This is because spending more time with those you already know in social settings will allow you to meet other people they know too.
5. Take That Class You Always Wanted To.
We all have skills we dream of having but never take the leap to develop, whether due to lack of finances or time, or fear of failure. However, investing in yourself is a great way to build confidence and acquire new skills.
Taking on a new challenge is never easy, but the most interesting people in the world have that in common; they took on great challenges. Whether you want to learn an instrument or a new language, pursuing your dreams and learning the skills you always wished you had is an excellent way to meet like-minded people who share your interests.
It’s also a fantastic way to build your confidence and gather more interesting stories in your life. By doing challenging things, we learn more about ourselves and the world around us, and we develop more empathy for others who are also struggling with something. Plus, we can learn valuable skills that other people find interesting.
6. Work on Your Small Talk Skills.

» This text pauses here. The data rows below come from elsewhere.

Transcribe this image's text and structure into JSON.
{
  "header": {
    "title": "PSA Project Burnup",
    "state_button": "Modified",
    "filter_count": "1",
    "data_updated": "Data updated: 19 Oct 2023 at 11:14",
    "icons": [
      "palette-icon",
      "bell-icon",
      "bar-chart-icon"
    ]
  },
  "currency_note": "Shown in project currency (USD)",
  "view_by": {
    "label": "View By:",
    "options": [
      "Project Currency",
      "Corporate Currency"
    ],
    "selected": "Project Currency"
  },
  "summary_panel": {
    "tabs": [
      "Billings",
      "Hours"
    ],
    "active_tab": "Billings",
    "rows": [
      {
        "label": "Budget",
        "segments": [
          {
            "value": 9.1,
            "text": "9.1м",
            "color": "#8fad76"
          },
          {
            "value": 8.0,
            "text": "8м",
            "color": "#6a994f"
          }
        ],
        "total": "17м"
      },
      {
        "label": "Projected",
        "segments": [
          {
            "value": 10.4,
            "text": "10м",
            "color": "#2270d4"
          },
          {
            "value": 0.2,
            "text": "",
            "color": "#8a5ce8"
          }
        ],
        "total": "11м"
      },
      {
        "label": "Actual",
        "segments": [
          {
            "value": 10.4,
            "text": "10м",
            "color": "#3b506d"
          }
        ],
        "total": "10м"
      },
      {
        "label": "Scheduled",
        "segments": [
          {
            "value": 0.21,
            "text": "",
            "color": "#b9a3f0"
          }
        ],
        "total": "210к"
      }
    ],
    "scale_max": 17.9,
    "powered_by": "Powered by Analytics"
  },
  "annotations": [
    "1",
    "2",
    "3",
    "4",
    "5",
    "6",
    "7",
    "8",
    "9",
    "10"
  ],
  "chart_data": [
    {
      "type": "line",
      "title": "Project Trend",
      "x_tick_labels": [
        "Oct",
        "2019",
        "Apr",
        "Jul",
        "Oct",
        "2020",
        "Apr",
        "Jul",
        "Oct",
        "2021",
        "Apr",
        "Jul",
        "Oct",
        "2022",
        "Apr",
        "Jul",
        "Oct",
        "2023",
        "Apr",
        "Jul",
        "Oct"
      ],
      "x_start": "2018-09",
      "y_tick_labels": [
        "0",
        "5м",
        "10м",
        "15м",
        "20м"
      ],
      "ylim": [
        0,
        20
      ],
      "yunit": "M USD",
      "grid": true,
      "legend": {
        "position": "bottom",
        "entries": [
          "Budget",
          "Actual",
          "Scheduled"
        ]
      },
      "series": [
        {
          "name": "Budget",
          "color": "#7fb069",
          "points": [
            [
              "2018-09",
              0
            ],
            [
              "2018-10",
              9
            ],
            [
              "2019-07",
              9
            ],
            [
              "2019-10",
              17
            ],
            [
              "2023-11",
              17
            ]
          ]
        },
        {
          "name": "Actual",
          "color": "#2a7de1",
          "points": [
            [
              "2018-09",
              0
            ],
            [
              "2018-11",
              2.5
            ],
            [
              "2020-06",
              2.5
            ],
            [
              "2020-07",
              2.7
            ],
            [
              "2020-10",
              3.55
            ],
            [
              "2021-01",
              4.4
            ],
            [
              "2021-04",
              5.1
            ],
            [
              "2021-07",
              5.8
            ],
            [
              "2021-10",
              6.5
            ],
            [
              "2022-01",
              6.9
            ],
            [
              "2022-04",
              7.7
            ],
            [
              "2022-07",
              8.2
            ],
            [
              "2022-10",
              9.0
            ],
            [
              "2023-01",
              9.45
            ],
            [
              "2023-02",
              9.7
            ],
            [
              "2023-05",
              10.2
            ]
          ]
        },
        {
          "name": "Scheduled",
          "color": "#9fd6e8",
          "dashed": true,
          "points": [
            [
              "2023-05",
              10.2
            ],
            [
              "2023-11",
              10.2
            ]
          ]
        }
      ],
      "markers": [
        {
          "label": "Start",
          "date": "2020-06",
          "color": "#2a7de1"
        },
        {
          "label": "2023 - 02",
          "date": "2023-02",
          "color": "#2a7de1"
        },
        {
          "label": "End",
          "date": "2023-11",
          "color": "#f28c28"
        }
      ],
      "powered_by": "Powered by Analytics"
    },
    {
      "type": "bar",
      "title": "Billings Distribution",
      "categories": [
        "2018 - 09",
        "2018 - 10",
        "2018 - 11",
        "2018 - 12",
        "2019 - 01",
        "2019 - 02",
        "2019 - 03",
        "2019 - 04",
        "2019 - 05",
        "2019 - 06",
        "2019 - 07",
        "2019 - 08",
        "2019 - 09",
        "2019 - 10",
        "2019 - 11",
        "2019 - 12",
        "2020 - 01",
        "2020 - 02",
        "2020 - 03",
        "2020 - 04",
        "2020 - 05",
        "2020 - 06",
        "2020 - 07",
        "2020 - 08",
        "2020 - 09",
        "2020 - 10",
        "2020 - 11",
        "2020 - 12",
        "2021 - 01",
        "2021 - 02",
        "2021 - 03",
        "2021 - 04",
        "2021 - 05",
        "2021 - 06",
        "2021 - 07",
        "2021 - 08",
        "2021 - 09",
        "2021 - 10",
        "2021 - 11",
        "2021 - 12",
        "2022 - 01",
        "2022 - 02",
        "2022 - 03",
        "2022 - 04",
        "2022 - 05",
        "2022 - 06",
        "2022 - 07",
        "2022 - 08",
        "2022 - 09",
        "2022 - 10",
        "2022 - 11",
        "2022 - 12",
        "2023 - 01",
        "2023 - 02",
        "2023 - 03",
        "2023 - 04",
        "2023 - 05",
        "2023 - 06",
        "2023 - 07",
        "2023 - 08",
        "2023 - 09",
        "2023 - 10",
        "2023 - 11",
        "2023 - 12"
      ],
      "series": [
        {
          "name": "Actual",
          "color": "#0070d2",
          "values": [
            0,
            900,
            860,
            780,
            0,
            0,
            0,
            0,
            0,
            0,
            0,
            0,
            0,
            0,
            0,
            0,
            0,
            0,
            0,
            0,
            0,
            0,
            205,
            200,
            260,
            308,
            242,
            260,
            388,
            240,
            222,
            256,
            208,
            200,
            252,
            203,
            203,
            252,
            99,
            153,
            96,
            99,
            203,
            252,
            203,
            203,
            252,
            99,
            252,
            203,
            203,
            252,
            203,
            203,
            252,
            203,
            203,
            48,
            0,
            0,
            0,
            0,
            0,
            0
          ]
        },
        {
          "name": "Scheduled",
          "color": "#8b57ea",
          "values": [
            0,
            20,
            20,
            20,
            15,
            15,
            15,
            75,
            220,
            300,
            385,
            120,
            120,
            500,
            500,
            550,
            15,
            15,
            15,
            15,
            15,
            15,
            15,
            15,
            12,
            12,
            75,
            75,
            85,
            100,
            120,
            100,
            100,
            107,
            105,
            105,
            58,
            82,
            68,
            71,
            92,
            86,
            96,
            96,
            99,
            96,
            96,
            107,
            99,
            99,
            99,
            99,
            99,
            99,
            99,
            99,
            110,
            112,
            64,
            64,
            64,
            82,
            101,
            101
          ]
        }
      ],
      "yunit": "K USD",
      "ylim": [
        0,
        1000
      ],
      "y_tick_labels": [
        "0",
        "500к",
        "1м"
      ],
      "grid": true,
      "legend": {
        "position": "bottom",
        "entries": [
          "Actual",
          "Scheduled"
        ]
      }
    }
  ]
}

Small talk can get a bad rap because it can seem pointless to talk about the weather or how slow the train is running today, but it’s the small step that needs to be taken for deeper conversations to ever be possible. To make yourself and your conversation partner feel more at ease, and therefore more likely to engage in a longer conversation, work on small talk topics and questions that you feel comfortable with.
Small talk is also an important step in deciding whether you like the person you’re speaking to beyond superficial assumptions made from their appearance. You can tell if someone is open and friendly or perhaps closed off by having a bit of small talk. You can also detect if someone can become mean or hostile by their attitude and manner of speaking.
To develop your small talk skills, focus on amicable questions like “What drew you to the line of work you’re in?” or chat politely about events happening in the location you’re in. A topic to avoid is someone’s appearance, which can be too personal for most first-time encounters. Common topics like the weather, the place you’re in, or the late public transport you’re waiting for are all fair game.
7. Be True to Yourself.
We often get caught up worrying about whether other people like us and trying to find ways to impress them, while completely forgetting the most important part; whether or not we like them. It’s not a one-way street in any relationship, and you should never be the only one seeking approval in any social situation.
By remembering that you get to decide if you like someone too and whether they are worth your time, you can take a lot of pressure off your shoulders, especially if you are a bit of a people pleaser. Social situations can be exhausting if you feel like you have to constantly work for other people’s approval and find ways to make them like you.
Holding onto your natural right to decide whether or not you like someone can prevent you from wasting your energy on second-guessing everything you do and allow you to invest your energy in having a good time.
8. Balance Your Social Life and Alone Time.
Those who struggle with socializing are generally on the introverted side, which means our alone time is precious. It’s not just precious because we enjoy it, but because it nurtures us. Introverted people love to delve deeply into our world, our interests, and our own company.
If you resonate with these statements, remember to come back into your comfort zone after adventuring out of it to refresh your emotional and psychological energy reserves. Balancing your need to spend time in your own company with the relationships you want to forge in your life will help you be more energized to give 100% when you are in social settings because you’ve refueled yourself first.
Biologically speaking, the heart has to feed itself before it can feed the rest of the body, and this is true for people too. Make sure you feed your own heart and mind before you try to feed other people’s souls.